New developments are required to plant drought resistant landscaping that requires less water and fewer chemicals. To educate existing tenants about the benefits of the new standards, Hacienda promotes the fact that drought resistant plants are good for the environment and the bottom line. Over time, Hacienda has also greatly reduced the amount of water used in the development through upgrades that insure water is delivered in the minimum required amount at the appropriate times.
The innovation and quality design principles at Hacienda have enabled it to respond quickly, and effectively, to rapidly evolving expectations about how to use this vital resource. As part of the initial development approvals, Hacienda was required to monitor a number of environmental parameters, including water quality. A monitoring program was established to provide baseline data for the development. Water quality parameters measured included water depth levels, flow and quality.

The monitoring program was modified in 1990 to reflect new standards and procedures recommended by an outside consultant, who determined true groundwater aquifers should be monitored, rather than the shallow groundwater aquitard. Monitoring was also changed to a yearly exercise. The data generated established the status of groundwater conditions which were, in turn, measured against federal, state and local requirements.

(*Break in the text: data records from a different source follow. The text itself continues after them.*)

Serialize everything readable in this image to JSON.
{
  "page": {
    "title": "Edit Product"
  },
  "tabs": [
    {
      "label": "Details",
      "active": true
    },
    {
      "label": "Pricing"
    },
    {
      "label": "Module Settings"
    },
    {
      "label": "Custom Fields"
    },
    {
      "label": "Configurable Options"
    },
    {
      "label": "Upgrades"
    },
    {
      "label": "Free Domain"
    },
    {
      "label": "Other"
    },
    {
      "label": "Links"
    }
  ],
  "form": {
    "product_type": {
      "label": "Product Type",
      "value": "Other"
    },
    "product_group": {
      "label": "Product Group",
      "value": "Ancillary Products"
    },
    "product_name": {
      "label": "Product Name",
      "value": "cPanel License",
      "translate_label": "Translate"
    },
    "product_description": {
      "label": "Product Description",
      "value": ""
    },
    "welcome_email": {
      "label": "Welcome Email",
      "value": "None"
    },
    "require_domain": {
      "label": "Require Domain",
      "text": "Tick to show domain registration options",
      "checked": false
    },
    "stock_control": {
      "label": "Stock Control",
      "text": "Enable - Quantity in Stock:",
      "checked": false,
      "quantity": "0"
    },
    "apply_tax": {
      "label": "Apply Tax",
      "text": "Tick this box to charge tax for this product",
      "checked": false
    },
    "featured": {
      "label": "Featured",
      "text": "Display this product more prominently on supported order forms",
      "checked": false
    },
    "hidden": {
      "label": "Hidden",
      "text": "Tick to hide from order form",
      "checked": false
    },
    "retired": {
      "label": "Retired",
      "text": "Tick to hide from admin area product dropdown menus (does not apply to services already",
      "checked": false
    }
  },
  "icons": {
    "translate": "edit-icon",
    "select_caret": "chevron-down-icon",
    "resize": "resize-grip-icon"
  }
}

In 1997, routine water and air monitoring activities were concluded after satisfactory evidence was presented to the City of Pleasanton that full time monitoring was not required. Future water monitoring activities will be implemented on a project specific based on future need. Given the absence of heavy industry in Hacienda, no new requirements have emerged since the routine program was discontinued.